§ ASSIGNED TASK: Search the data below for "adjustment"; list each line that holds it.

§ SOURCE MATERIAL:
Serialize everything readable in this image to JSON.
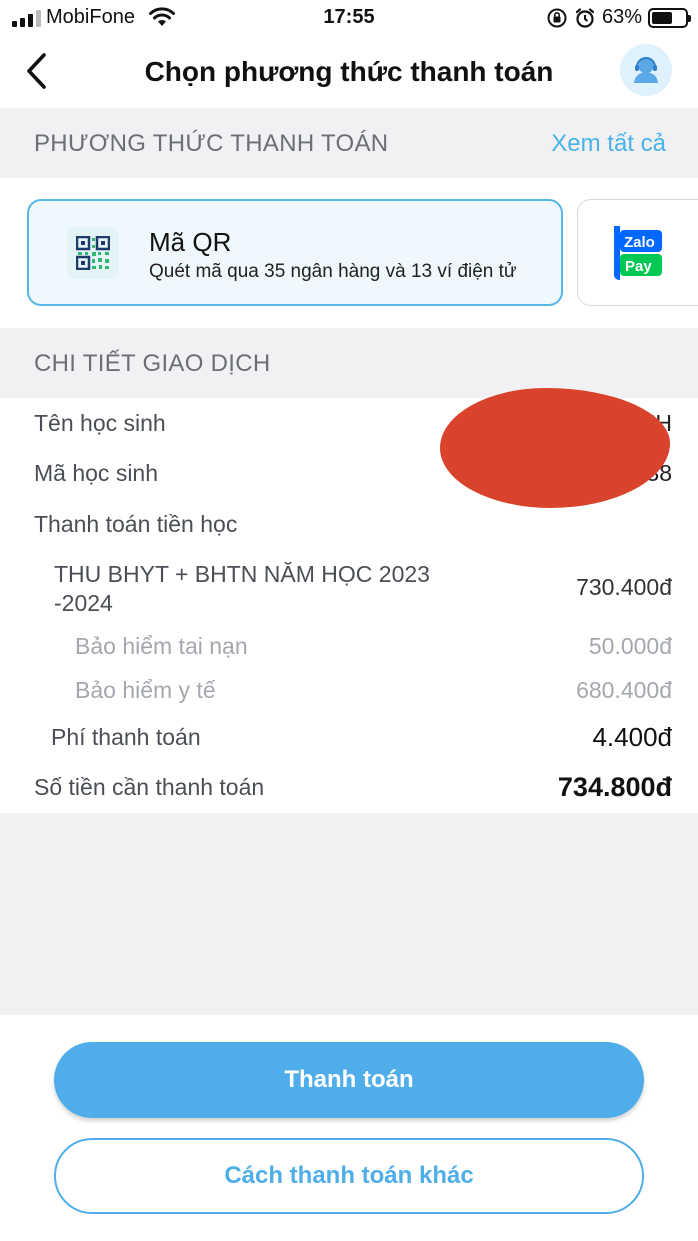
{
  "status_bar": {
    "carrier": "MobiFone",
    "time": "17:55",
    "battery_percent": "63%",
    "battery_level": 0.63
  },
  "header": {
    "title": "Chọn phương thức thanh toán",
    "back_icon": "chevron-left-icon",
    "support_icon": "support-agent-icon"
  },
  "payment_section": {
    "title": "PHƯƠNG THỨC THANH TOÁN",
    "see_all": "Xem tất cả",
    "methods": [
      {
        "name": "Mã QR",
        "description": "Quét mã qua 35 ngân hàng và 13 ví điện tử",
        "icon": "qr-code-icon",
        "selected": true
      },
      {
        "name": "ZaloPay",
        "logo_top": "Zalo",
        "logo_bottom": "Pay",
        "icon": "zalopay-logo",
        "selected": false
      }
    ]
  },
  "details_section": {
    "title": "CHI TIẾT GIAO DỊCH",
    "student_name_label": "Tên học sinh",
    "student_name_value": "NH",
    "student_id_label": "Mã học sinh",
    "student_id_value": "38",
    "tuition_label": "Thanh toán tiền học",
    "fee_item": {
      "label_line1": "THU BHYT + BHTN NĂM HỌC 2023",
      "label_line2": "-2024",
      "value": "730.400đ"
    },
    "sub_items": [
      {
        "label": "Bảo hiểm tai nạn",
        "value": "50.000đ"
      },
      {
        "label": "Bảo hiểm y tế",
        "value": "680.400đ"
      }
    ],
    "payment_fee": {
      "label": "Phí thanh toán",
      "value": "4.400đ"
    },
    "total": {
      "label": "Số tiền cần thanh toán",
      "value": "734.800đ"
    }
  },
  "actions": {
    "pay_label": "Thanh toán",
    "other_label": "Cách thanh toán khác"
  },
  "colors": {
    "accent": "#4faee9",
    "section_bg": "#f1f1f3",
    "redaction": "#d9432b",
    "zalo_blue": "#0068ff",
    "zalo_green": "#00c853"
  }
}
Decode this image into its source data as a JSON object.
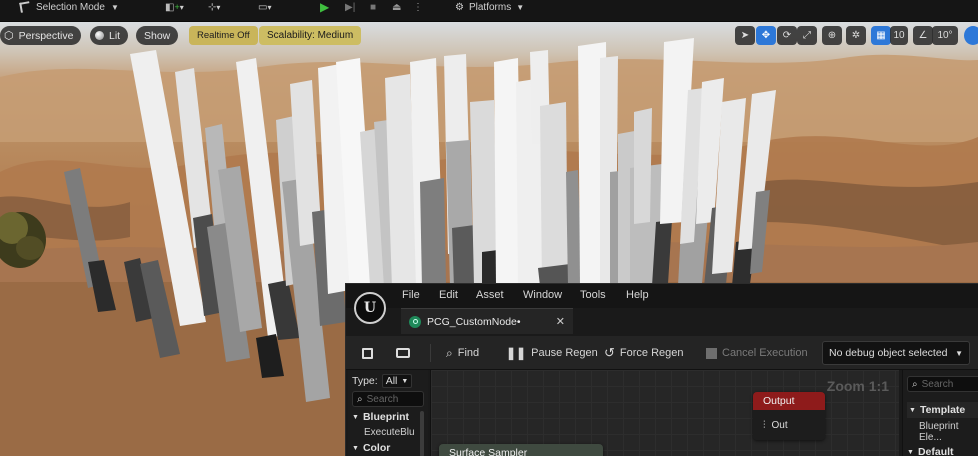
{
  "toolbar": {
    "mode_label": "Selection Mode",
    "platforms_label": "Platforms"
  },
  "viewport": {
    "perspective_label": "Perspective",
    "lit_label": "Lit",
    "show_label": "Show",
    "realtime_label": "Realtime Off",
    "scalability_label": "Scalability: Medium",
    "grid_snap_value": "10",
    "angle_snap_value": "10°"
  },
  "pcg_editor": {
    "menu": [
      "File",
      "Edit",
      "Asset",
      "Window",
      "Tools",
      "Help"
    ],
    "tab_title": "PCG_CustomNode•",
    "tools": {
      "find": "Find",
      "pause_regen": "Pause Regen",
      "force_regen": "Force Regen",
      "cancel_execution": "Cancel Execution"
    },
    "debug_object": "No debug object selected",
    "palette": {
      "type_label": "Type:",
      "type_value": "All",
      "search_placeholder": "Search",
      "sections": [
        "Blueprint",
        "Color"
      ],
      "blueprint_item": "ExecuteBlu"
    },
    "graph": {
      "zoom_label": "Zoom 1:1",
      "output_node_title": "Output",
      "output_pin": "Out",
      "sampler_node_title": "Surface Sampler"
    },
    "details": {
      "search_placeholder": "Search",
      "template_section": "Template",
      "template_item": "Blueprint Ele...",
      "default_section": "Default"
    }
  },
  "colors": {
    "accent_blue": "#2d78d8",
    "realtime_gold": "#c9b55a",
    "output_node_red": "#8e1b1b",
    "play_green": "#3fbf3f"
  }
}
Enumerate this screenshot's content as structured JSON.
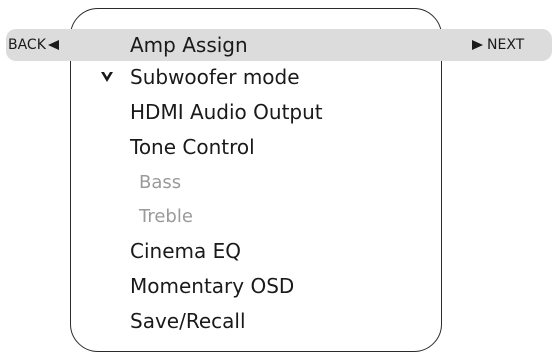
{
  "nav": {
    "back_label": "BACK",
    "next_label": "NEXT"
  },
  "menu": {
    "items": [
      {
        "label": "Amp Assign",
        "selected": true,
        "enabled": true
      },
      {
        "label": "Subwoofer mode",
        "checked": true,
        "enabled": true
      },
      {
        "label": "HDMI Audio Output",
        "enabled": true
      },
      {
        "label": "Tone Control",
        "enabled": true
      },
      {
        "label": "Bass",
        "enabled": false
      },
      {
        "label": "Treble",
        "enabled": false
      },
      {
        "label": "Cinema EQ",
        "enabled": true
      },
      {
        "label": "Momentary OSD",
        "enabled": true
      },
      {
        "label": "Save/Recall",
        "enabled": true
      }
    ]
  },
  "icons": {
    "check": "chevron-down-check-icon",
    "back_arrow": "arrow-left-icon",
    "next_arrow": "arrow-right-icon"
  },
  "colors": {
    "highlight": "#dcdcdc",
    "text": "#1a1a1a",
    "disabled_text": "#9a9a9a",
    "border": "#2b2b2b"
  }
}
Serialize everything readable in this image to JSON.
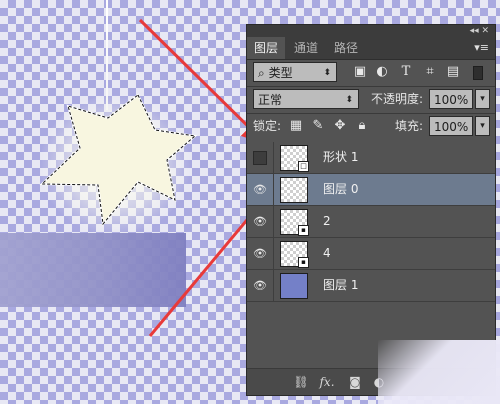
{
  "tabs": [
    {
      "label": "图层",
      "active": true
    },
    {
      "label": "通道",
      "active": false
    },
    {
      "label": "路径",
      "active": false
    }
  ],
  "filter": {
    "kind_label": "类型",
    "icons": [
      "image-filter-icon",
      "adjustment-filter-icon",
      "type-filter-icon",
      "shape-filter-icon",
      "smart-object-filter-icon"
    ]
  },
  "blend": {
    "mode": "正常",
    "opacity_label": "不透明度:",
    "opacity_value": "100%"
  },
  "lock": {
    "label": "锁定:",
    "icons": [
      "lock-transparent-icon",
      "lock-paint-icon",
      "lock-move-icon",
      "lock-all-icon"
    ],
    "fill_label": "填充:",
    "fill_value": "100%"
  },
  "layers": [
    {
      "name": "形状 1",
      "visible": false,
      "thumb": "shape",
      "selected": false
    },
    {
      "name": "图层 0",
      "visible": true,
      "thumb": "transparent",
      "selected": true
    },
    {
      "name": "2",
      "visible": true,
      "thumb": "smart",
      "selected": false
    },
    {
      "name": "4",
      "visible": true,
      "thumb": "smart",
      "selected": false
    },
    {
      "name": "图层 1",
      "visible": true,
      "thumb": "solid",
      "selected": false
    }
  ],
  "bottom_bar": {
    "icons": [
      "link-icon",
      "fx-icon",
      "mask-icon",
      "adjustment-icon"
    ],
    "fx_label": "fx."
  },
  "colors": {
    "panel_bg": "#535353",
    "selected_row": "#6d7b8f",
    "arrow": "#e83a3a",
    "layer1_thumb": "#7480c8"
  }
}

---

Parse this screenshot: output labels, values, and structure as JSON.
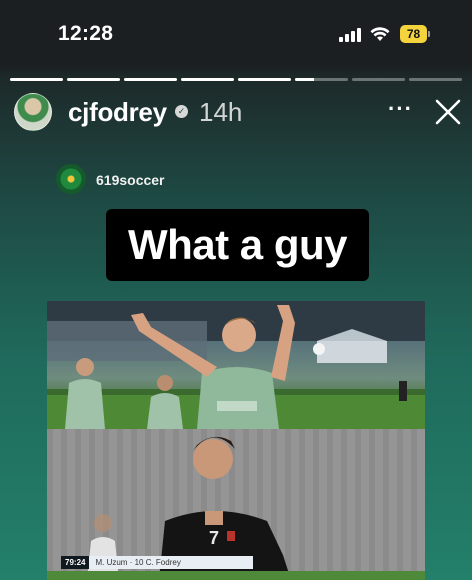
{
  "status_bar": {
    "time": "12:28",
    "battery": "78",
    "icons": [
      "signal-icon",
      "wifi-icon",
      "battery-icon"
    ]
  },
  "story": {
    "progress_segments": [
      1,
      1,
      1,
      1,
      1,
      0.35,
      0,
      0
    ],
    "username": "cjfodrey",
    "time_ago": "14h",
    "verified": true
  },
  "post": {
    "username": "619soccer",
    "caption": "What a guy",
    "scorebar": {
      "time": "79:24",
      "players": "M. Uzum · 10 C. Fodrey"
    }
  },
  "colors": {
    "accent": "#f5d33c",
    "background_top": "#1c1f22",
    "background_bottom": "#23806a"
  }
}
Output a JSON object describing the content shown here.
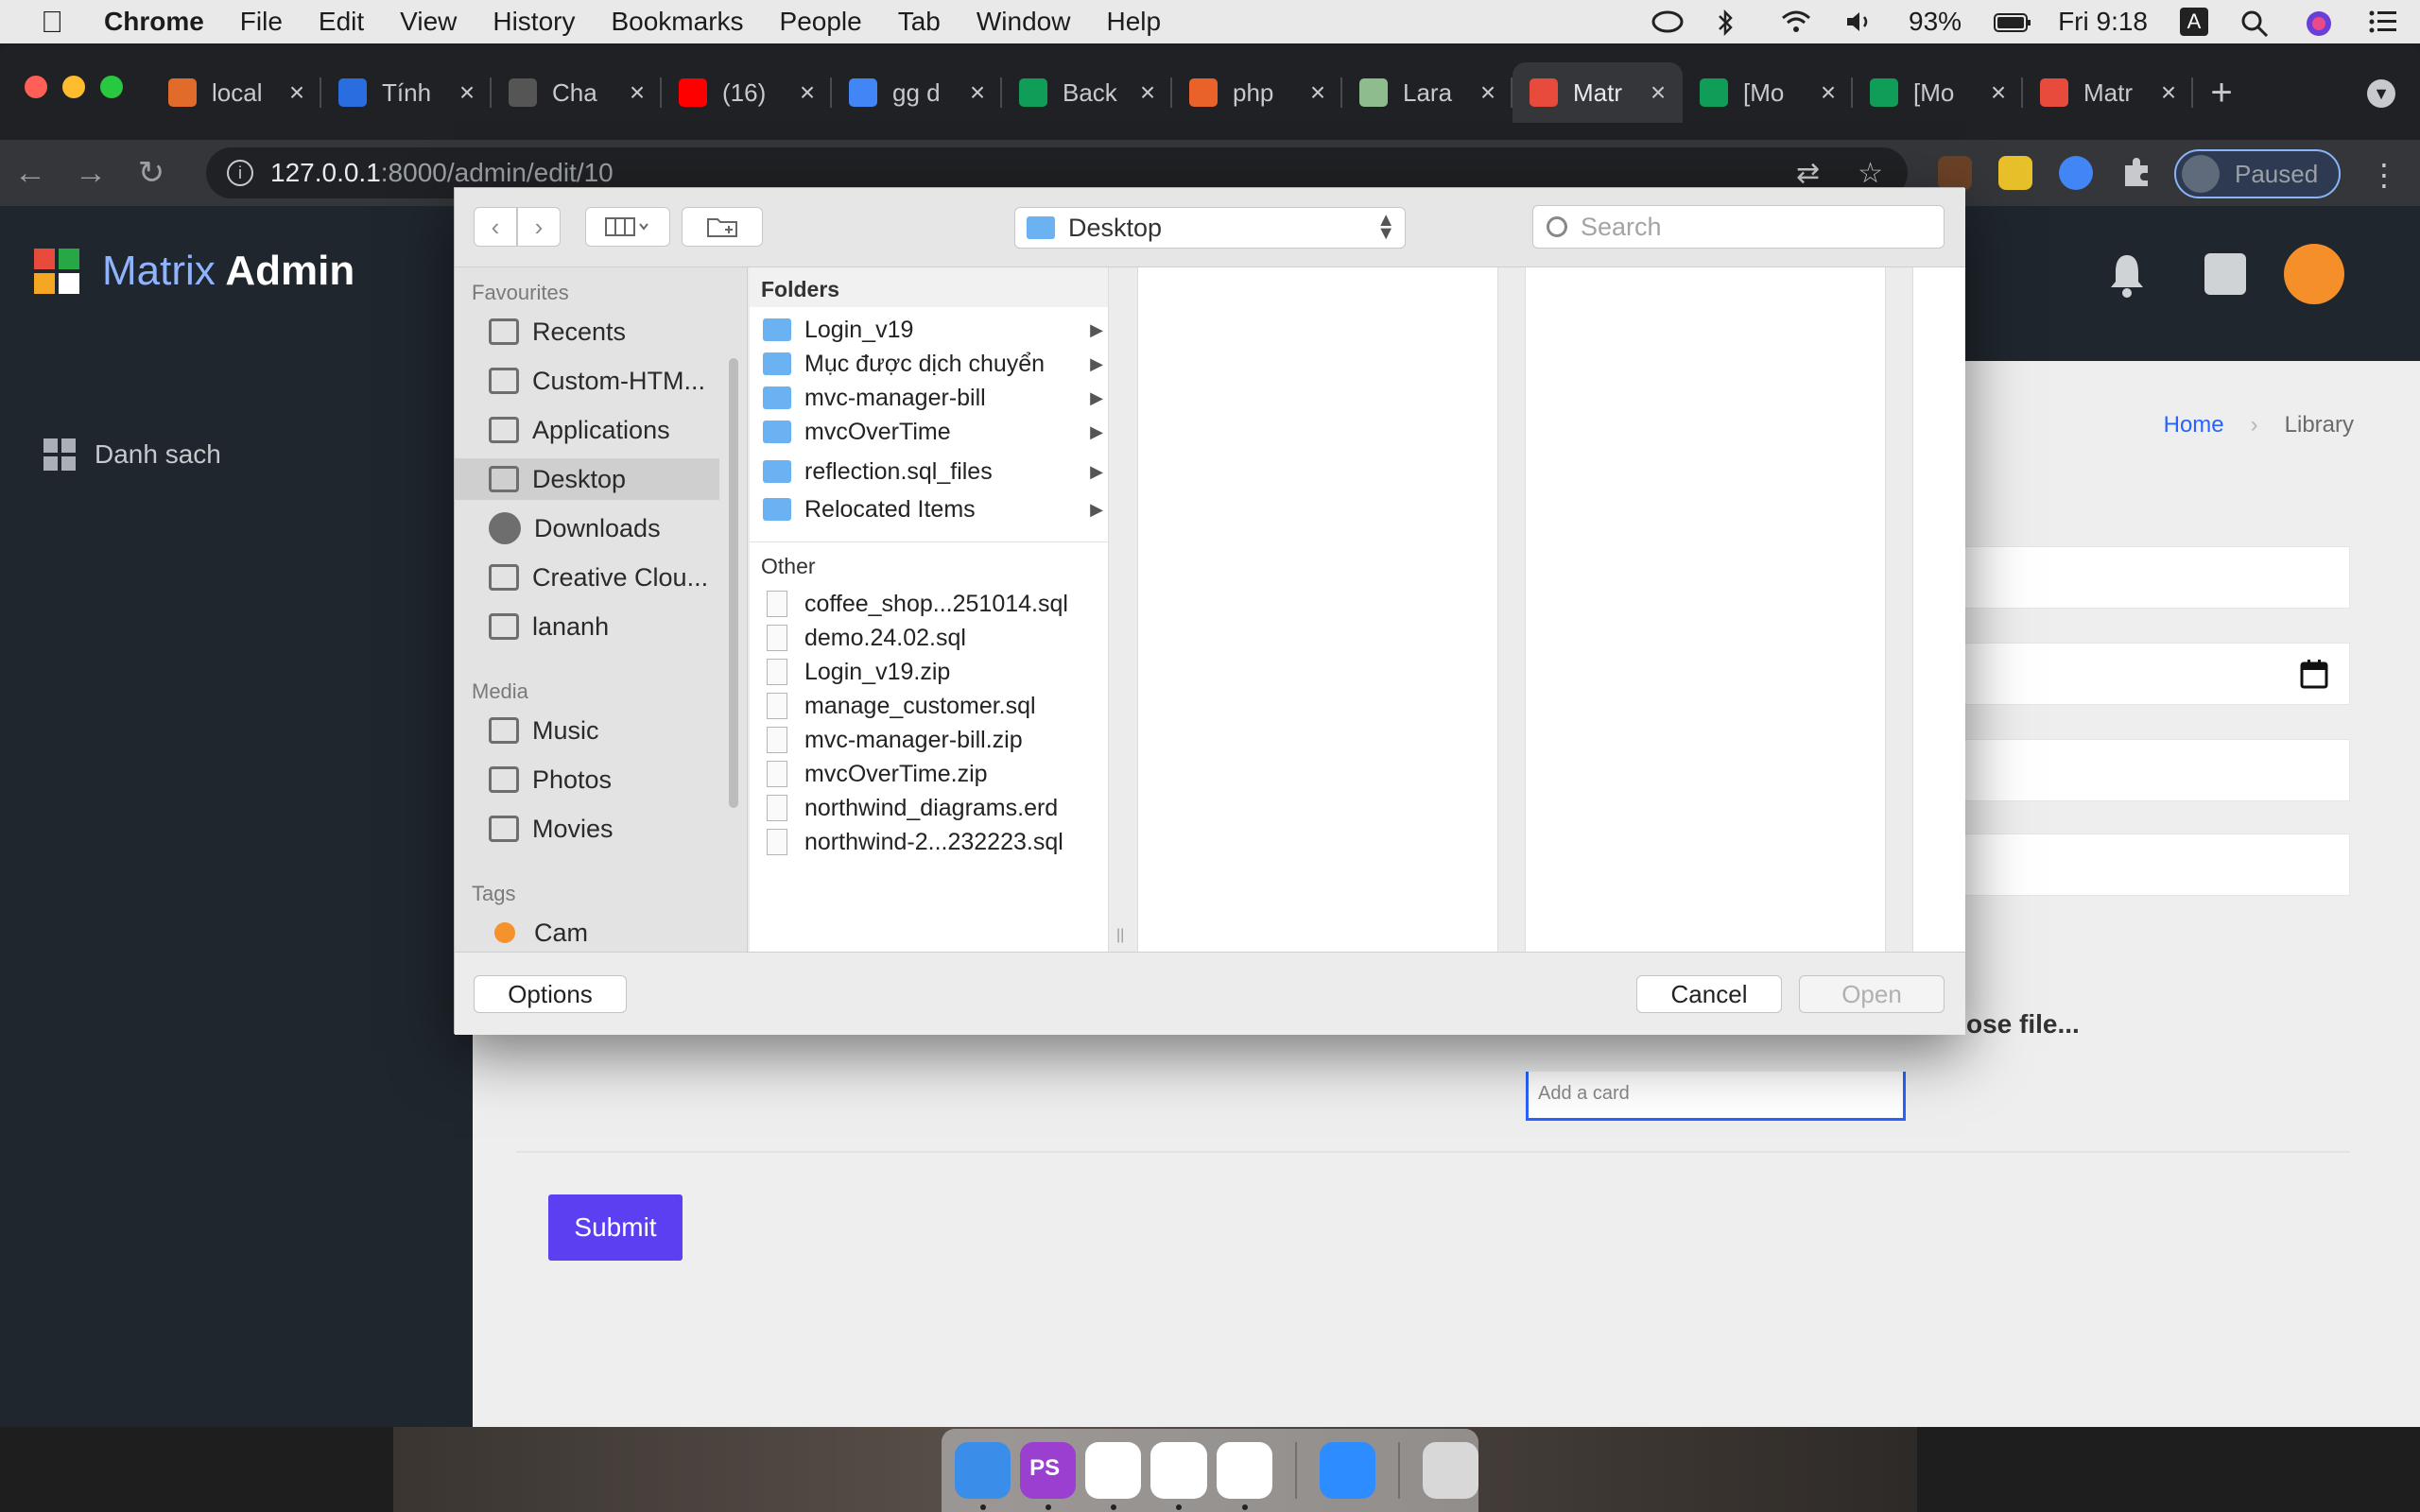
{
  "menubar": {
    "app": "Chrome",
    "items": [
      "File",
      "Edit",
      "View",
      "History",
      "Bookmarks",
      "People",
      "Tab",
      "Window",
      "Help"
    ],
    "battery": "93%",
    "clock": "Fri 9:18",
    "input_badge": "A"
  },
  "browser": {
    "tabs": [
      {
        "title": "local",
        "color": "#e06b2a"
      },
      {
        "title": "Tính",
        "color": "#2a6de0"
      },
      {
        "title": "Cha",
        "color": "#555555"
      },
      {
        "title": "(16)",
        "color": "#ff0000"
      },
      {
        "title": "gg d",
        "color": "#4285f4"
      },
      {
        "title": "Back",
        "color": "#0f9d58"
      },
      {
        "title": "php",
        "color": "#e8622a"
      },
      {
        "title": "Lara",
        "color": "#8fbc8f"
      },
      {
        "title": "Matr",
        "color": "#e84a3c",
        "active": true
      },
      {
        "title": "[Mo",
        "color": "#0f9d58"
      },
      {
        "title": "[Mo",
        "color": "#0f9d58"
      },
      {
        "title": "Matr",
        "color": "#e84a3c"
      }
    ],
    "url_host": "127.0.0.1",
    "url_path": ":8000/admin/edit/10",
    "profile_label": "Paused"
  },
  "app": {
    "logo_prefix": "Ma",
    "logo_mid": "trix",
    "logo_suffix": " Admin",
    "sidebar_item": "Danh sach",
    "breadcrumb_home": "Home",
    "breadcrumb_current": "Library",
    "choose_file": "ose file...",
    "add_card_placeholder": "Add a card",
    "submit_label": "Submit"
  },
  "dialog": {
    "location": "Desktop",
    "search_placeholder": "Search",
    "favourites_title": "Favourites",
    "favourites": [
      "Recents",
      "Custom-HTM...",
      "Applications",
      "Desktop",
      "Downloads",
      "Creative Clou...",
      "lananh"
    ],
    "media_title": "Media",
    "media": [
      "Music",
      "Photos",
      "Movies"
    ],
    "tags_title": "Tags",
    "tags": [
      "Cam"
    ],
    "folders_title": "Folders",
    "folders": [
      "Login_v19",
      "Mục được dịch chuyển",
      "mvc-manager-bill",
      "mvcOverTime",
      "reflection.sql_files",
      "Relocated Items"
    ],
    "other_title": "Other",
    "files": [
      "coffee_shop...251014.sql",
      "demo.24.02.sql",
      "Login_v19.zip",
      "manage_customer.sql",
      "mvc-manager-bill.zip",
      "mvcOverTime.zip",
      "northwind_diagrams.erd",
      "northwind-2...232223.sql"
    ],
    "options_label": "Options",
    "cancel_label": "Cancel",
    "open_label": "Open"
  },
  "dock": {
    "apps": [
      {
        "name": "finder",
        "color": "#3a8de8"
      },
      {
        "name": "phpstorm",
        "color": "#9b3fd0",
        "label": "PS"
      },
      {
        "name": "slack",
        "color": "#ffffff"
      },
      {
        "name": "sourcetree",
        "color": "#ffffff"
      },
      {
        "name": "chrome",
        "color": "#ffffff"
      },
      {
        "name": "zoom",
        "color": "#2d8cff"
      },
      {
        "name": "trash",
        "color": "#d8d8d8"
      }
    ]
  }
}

§ SOLVED EXERCISE:
      "adjustment-filter-icon",
      "adjustment-icon"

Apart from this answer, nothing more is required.